_Assigned task:_
All the records below must be returned exactly as they stand.

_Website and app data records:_
#####
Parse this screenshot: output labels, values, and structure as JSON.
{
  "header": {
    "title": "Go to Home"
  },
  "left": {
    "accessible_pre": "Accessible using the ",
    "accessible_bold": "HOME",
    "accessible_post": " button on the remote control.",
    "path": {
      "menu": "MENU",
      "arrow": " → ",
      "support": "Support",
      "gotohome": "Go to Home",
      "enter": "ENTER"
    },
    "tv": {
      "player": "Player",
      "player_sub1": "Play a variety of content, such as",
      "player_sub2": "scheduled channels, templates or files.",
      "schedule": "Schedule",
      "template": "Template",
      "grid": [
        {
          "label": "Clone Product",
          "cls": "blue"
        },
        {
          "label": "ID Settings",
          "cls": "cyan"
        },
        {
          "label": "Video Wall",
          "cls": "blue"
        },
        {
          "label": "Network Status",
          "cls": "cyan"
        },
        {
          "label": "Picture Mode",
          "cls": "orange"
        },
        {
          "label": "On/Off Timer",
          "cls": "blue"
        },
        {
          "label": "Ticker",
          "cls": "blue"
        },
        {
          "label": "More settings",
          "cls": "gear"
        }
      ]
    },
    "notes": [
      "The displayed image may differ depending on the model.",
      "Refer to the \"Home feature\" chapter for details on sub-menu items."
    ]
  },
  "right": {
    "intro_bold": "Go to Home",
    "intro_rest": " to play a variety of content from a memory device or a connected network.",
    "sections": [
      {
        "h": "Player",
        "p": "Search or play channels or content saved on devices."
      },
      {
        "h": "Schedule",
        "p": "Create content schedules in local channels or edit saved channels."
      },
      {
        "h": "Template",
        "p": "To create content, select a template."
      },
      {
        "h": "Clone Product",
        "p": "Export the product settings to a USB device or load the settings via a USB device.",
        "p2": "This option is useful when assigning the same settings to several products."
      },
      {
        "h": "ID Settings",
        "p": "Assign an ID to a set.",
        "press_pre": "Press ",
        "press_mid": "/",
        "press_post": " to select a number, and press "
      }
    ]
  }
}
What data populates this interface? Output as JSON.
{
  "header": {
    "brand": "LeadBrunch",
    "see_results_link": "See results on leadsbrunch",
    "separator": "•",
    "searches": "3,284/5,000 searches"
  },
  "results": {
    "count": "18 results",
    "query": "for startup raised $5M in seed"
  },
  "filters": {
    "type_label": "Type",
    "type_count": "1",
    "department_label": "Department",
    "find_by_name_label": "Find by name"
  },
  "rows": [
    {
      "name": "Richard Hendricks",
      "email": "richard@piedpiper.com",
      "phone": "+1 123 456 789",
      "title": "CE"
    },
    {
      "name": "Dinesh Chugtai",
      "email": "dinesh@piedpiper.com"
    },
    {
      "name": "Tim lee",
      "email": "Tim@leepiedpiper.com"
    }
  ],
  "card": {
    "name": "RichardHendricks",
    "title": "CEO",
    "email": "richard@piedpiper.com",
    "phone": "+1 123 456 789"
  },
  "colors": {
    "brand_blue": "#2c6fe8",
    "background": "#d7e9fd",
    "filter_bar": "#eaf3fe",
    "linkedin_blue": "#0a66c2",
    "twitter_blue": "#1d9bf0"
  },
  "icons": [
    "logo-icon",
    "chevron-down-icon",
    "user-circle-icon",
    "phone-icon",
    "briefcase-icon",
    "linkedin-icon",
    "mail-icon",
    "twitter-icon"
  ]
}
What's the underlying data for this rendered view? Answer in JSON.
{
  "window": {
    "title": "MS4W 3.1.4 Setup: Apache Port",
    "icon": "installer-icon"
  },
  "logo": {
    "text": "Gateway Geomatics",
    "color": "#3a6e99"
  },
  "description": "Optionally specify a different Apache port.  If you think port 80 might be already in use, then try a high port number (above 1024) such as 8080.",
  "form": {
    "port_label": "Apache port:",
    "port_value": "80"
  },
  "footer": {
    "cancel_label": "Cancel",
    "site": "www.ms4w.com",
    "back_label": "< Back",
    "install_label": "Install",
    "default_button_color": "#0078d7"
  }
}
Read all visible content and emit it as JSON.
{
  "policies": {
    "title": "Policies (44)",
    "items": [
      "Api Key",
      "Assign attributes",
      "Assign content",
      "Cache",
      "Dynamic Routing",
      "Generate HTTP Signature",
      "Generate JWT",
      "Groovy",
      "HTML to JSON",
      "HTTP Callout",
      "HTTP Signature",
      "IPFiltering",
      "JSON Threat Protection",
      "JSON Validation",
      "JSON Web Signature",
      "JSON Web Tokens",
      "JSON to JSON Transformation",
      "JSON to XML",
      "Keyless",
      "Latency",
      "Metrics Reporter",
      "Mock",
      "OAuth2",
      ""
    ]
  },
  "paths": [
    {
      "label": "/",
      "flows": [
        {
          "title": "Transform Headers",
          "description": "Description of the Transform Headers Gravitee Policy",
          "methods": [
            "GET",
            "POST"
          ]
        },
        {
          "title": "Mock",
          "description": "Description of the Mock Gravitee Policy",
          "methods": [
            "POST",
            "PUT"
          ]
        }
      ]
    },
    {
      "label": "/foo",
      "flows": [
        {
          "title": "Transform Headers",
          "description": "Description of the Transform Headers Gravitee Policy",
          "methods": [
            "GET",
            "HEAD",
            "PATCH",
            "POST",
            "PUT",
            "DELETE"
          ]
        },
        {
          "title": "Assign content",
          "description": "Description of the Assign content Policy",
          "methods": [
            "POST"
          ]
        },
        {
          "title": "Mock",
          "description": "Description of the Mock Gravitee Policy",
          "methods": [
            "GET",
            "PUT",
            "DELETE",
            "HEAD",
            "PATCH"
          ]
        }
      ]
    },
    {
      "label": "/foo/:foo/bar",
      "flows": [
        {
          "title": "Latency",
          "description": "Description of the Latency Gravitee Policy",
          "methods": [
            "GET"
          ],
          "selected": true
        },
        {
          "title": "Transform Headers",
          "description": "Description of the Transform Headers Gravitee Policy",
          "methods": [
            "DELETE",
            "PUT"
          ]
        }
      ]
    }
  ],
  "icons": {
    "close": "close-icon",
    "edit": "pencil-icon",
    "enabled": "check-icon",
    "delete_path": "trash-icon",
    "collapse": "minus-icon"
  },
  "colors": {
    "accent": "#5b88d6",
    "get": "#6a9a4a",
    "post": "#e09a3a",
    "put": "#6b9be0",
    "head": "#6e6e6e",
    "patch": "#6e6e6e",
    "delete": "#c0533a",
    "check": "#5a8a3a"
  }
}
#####
_Answer to the exercise:_
Parse this screenshot: output labels, values, and structure as JSON.
{
  "header": {
    "title": "Go to Home"
  },
  "left": {
    "accessible_pre": "Accessible using the ",
    "accessible_bold": "HOME",
    "accessible_post": " button on the remote control.",
    "path": {
      "menu": "MENU",
      "arrow": " → ",
      "support": "Support",
      "gotohome": "Go to Home",
      "enter": "ENTER"
    },
    "tv": {
      "player": "Player",
      "player_sub1": "Play a variety of content, such as",
      "player_sub2": "scheduled channels, templates or files.",
      "schedule": "Schedule",
      "template": "Template",
      "grid": [
        {
          "label": "Clone Product",
          "cls": "blue"
        },
        {
          "label": "ID Settings",
          "cls": "cyan"
        },
        {
          "label": "Video Wall",
          "cls": "blue"
        },
        {
          "label": "Network Status",
          "cls": "cyan"
        },
        {
          "label": "Picture Mode",
          "cls": "orange"
        },
        {
          "label": "On/Off Timer",
          "cls": "blue"
        },
        {
          "label": "Ticker",
          "cls": "blue"
        },
        {
          "label": "More settings",
          "cls": "gear"
        }
      ]
    },
    "notes": [
      "The displayed image may differ depending on the model.",
      "Refer to the \"Home feature\" chapter for details on sub-menu items."
    ]
  },
  "right": {
    "intro_bold": "Go to Home",
    "intro_rest": " to play a variety of content from a memory device or a connected network.",
    "sections": [
      {
        "h": "Player",
        "p": "Search or play channels or content saved on devices."
      },
      {
        "h": "Schedule",
        "p": "Create content schedules in local channels or edit saved channels."
      },
      {
        "h": "Template",
        "p": "To create content, select a template."
      },
      {
        "h": "Clone Product",
        "p": "Export the product settings to a USB device or load the settings via a USB device.",
        "p2": "This option is useful when assigning the same settings to several products."
      },
      {
        "h": "ID Settings",
        "p": "Assign an ID to a set.",
        "press_pre": "Press ",
        "press_mid": "/",
        "press_post": " to select a number, and press "
      }
    ]
  }
}
What data populates this interface? Output as JSON.
{
  "header": {
    "brand": "LeadBrunch",
    "see_results_link": "See results on leadsbrunch",
    "separator": "•",
    "searches": "3,284/5,000 searches"
  },
  "results": {
    "count": "18 results",
    "query": "for startup raised $5M in seed"
  },
  "filters": {
    "type_label": "Type",
    "type_count": "1",
    "department_label": "Department",
    "find_by_name_label": "Find by name"
  },
  "rows": [
    {
      "name": "Richard Hendricks",
      "email": "richard@piedpiper.com",
      "phone": "+1 123 456 789",
      "title": "CE"
    },
    {
      "name": "Dinesh Chugtai",
      "email": "dinesh@piedpiper.com"
    },
    {
      "name": "Tim lee",
      "email": "Tim@leepiedpiper.com"
    }
  ],
  "card": {
    "name": "RichardHendricks",
    "title": "CEO",
    "email": "richard@piedpiper.com",
    "phone": "+1 123 456 789"
  },
  "colors": {
    "brand_blue": "#2c6fe8",
    "background": "#d7e9fd",
    "filter_bar": "#eaf3fe",
    "linkedin_blue": "#0a66c2",
    "twitter_blue": "#1d9bf0"
  },
  "icons": [
    "logo-icon",
    "chevron-down-icon",
    "user-circle-icon",
    "phone-icon",
    "briefcase-icon",
    "linkedin-icon",
    "mail-icon",
    "twitter-icon"
  ]
}
What's the underlying data for this rendered view? Answer in JSON.
{
  "window": {
    "title": "MS4W 3.1.4 Setup: Apache Port",
    "icon": "installer-icon"
  },
  "logo": {
    "text": "Gateway Geomatics",
    "color": "#3a6e99"
  },
  "description": "Optionally specify a different Apache port.  If you think port 80 might be already in use, then try a high port number (above 1024) such as 8080.",
  "form": {
    "port_label": "Apache port:",
    "port_value": "80"
  },
  "footer": {
    "cancel_label": "Cancel",
    "site": "www.ms4w.com",
    "back_label": "< Back",
    "install_label": "Install",
    "default_button_color": "#0078d7"
  }
}
Read all visible content and emit it as JSON.
{
  "policies": {
    "title": "Policies (44)",
    "items": [
      "Api Key",
      "Assign attributes",
      "Assign content",
      "Cache",
      "Dynamic Routing",
      "Generate HTTP Signature",
      "Generate JWT",
      "Groovy",
      "HTML to JSON",
      "HTTP Callout",
      "HTTP Signature",
      "IPFiltering",
      "JSON Threat Protection",
      "JSON Validation",
      "JSON Web Signature",
      "JSON Web Tokens",
      "JSON to JSON Transformation",
      "JSON to XML",
      "Keyless",
      "Latency",
      "Metrics Reporter",
      "Mock",
      "OAuth2",
      ""
    ]
  },
  "paths": [
    {
      "label": "/",
      "flows": [
        {
          "title": "Transform Headers",
          "description": "Description of the Transform Headers Gravitee Policy",
          "methods": [
            "GET",
            "POST"
          ]
        },
        {
          "title": "Mock",
          "description": "Description of the Mock Gravitee Policy",
          "methods": [
            "POST",
            "PUT"
          ]
        }
      ]
    },
    {
      "label": "/foo",
      "flows": [
        {
          "title": "Transform Headers",
          "description": "Description of the Transform Headers Gravitee Policy",
          "methods": [
            "GET",
            "HEAD",
            "PATCH",
            "POST",
            "PUT",
            "DELETE"
          ]
        },
        {
          "title": "Assign content",
          "description": "Description of the Assign content Policy",
          "methods": [
            "POST"
          ]
        },
        {
          "title": "Mock",
          "description": "Description of the Mock Gravitee Policy",
          "methods": [
            "GET",
            "PUT",
            "DELETE",
            "HEAD",
            "PATCH"
          ]
        }
      ]
    },
    {
      "label": "/foo/:foo/bar",
      "flows": [
        {
          "title": "Latency",
          "description": "Description of the Latency Gravitee Policy",
          "methods": [
            "GET"
          ],
          "selected": true
        },
        {
          "title": "Transform Headers",
          "description": "Description of the Transform Headers Gravitee Policy",
          "methods": [
            "DELETE",
            "PUT"
          ]
        }
      ]
    }
  ],
  "icons": {
    "close": "close-icon",
    "edit": "pencil-icon",
    "enabled": "check-icon",
    "delete_path": "trash-icon",
    "collapse": "minus-icon"
  },
  "colors": {
    "accent": "#5b88d6",
    "get": "#6a9a4a",
    "post": "#e09a3a",
    "put": "#6b9be0",
    "head": "#6e6e6e",
    "patch": "#6e6e6e",
    "delete": "#c0533a",
    "check": "#5a8a3a"
  }
}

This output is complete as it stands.